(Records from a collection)
= Beginning of Section =
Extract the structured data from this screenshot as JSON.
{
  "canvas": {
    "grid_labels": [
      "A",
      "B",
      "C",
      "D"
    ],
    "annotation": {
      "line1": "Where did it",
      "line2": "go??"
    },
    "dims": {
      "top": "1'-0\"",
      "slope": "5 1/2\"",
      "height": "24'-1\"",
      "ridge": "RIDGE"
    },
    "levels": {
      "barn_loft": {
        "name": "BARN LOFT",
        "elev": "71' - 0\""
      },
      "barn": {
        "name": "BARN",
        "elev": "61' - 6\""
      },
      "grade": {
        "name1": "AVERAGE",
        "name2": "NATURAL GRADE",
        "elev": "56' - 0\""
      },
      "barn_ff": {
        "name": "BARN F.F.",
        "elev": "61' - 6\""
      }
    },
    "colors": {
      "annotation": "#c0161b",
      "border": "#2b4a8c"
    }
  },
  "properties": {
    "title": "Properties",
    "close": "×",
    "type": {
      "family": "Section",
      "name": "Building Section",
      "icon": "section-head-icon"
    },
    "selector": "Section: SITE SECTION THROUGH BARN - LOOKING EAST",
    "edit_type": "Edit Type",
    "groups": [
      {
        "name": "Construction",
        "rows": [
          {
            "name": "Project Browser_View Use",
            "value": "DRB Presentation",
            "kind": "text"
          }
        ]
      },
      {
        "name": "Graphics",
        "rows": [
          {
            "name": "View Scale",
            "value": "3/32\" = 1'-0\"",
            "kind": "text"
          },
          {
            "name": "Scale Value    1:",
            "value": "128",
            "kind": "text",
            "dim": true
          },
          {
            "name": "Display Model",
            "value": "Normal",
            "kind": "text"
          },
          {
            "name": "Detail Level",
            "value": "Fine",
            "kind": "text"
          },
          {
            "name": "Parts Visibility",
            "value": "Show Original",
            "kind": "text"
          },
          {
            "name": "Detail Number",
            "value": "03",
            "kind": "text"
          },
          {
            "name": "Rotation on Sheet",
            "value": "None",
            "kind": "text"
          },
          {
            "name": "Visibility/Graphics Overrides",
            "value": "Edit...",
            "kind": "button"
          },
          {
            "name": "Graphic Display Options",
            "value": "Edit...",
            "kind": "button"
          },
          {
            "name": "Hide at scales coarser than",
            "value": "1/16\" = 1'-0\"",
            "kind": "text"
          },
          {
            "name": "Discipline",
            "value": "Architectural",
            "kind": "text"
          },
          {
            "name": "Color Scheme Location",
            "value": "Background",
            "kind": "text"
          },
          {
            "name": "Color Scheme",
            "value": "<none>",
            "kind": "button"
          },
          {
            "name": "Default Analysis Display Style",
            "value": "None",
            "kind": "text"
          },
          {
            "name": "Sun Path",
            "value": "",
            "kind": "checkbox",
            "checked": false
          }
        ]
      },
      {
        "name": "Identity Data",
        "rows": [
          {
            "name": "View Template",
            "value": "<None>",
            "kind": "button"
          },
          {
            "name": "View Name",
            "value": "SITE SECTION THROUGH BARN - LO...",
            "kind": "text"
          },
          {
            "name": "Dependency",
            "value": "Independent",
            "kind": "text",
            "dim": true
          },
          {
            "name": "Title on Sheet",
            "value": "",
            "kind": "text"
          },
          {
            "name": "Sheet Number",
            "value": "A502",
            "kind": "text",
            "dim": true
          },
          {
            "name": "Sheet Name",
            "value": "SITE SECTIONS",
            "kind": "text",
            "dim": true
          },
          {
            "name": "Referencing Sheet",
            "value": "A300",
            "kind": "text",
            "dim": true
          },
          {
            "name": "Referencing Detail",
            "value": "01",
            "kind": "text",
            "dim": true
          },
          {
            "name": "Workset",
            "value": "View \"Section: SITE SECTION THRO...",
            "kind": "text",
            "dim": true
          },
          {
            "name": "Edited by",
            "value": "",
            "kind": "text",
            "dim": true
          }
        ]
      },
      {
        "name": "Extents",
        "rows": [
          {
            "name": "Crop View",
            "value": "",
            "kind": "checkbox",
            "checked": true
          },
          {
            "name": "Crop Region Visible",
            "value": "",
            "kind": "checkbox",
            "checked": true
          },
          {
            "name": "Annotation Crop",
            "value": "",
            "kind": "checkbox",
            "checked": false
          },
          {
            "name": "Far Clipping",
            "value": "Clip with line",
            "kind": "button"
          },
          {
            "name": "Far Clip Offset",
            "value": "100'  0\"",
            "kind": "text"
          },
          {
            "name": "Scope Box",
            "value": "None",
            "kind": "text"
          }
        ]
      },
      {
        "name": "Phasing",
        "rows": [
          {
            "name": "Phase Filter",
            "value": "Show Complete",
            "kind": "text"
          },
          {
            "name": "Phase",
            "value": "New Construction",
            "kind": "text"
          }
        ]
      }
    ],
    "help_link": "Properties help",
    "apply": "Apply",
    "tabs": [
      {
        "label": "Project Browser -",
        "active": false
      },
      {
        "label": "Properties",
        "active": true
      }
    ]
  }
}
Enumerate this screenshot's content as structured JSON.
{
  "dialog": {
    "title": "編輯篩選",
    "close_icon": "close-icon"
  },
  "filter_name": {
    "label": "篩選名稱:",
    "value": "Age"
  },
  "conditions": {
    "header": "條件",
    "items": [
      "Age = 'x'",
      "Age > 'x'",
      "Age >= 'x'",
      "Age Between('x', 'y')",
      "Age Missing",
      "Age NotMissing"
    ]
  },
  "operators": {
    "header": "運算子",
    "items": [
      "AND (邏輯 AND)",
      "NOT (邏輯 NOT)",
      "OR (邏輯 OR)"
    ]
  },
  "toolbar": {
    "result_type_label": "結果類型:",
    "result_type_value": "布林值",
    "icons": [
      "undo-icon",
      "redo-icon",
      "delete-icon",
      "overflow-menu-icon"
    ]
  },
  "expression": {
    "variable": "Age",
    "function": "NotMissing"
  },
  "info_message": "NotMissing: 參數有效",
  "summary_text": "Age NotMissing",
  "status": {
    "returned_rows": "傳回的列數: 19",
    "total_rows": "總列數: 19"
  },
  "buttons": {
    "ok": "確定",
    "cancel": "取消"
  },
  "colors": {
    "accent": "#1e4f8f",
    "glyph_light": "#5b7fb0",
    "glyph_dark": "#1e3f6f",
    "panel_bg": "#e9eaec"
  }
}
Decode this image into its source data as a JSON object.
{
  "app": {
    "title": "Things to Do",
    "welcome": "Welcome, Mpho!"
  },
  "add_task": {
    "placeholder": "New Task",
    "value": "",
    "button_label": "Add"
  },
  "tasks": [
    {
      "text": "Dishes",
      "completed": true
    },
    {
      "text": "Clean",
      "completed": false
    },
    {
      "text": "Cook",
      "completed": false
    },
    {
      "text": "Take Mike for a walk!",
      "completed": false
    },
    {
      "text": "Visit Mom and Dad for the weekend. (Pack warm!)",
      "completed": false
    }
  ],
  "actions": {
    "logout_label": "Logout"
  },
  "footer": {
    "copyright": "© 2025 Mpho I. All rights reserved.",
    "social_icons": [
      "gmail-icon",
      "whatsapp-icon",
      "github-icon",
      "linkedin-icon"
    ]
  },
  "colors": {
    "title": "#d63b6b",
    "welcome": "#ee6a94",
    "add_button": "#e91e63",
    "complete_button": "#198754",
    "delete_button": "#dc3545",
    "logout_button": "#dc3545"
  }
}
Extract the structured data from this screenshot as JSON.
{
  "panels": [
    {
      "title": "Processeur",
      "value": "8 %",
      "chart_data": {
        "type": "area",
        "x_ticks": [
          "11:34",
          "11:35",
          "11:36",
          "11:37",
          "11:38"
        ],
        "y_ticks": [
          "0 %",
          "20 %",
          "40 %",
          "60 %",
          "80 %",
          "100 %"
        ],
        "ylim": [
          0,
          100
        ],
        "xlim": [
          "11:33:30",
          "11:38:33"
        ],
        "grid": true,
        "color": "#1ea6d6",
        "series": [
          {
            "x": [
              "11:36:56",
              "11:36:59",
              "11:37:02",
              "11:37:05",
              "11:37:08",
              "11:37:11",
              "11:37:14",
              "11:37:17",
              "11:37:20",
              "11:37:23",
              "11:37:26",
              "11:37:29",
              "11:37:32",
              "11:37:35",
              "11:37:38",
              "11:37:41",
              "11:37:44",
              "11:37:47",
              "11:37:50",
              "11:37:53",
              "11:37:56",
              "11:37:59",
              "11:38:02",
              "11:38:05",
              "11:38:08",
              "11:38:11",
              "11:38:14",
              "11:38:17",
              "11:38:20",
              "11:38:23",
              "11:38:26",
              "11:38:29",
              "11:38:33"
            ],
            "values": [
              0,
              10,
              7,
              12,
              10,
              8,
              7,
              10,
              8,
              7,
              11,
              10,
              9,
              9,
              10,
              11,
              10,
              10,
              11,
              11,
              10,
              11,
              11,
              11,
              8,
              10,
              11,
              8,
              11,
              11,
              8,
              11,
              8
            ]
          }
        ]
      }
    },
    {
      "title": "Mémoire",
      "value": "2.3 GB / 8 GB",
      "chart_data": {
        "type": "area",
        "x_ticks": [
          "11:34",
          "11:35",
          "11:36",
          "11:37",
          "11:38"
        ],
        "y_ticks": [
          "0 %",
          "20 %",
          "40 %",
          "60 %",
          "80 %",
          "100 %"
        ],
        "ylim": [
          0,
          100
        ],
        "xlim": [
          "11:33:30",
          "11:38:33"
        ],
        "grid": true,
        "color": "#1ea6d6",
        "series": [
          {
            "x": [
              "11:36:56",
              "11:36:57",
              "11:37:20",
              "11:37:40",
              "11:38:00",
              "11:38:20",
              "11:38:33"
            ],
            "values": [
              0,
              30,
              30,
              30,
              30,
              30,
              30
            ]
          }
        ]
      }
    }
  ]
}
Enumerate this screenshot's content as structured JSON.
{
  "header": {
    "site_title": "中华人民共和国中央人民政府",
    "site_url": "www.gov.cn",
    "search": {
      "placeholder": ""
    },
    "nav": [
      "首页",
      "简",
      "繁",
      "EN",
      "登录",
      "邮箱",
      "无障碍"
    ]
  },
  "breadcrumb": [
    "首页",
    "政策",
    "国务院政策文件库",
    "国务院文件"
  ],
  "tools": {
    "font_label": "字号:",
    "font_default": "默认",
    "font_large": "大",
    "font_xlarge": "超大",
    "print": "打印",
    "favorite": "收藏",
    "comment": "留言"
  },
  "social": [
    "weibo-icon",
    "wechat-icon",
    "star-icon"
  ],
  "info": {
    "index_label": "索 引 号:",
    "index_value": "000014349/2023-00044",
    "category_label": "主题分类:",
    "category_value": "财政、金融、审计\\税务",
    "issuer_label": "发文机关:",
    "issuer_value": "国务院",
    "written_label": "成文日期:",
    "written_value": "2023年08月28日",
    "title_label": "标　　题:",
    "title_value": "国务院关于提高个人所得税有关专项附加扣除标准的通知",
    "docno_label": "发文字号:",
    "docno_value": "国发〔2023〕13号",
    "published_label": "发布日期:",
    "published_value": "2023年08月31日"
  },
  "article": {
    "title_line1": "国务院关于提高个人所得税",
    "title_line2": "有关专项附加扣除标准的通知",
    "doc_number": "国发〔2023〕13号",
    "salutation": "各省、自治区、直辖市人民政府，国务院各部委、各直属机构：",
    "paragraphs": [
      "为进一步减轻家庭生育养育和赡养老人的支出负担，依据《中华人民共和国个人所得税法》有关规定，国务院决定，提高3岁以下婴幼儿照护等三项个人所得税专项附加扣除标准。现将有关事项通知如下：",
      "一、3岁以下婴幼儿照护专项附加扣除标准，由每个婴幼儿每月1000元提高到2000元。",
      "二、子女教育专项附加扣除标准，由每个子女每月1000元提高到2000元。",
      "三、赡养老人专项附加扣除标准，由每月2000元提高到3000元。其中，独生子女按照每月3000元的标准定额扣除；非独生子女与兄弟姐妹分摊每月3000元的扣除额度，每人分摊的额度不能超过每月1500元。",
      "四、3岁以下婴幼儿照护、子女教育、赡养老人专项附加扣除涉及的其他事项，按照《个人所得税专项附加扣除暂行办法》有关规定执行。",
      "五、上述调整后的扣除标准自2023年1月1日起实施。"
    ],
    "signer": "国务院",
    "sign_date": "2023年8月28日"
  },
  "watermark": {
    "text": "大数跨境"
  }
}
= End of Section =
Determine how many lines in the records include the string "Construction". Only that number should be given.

2